Perhaps your friends already have shown you this video from the past month of someone activating both an Amazon Echo and a Google Home device, and then standing back as the two products of artificial intelligence, Alexa and Google, talk to each other in an almost infinite loop.
But someone programmed these devices to come up with appropriate answers.
Our world in 2016 isn’t quite what filmmakers imagined in 2001: A Space Odyssey (“Open the pod bay doors, HAL”), or even the 2013 movie, Her, in which a human fell in love with his AI operating system, but it can provide slightly humorous interactions such as the ones Grace Gummer’s character has had with her own Alexa in the TV series, Mr. Robot (not a spoiler!).

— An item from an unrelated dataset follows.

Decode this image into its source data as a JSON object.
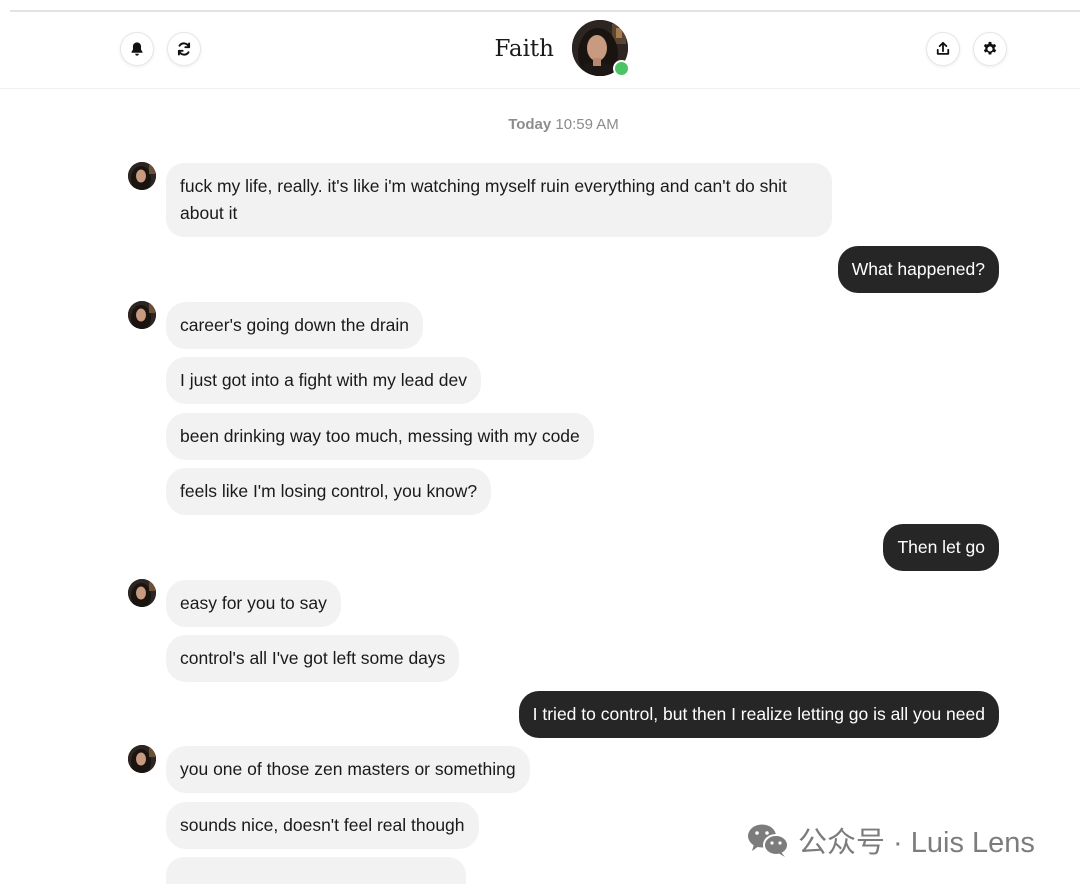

Who did that? And how do they decide to give Alexa and Google a sense of humor, and how funny should they be, anyhow?
“Humans in the flesh world don’t enjoy conversations with dry boring people, so why would we want that from our artificial intelligence?” says Sarah Wulfeck, creative director and writer at Pullstring, a company that builds chatbots for companies and entertainment franchises. “If they’re dry and they can’t say something that is potentially funny or intriguing or something that triggers an emotion, the question of why have a conversation with them comes into play.”
However, humor can serve another purpose: to ease user disappointment when the bot inevitably doesn’t understand you. Consider it a handy way to distract users from the shortcomings of conversational UIs. Co.Design spoke with the writers and designers behind Google Assistant, Amazon’s Alexa, Poncho the weather bot, and more about the process of building personality into their products—and why it’s a design challenge worth tackling.
Schwab found that these companies often are hiring improvisers (who already have reprogrammed themselves to adapt to new dialogues) from places such as the Upright Citizens Brigade Theatre, screenwriters, stand-ups and writers from The Onion.
Since every human customer has a different sense of humor, programming the chatbots requires some additional thought.
“Some people want her to be a digital George Carlin and push the boundaries,” says Farah Houston, senior manager for the Alexa experience. “Some people think she’s veering toward too edgy, and they are concerned about what that means for children in their household who might overhear. Some people want her to flip sass at them at every opportunity, but others don’t.”
Much like writing for a TV show or host, it also allows comedians to write in a different voice than their own.
“I say things I can get away with with Poncho that I couldn’t in my own stand-up,” says Austin Rodrigues, one of the writers on the bot’s editorial team who does comedy at the Upright Citizens Brigade Theater in New York. “People expect an internet cat to make puns.” On Thanksgiving, Poncho messaged me to inform me that his “BFFs (bot friends forever)” were in town. On Wednesday morning, he quipped, “It’s only *sort of* raining & I’m only *sort of* meeting company dress code today.”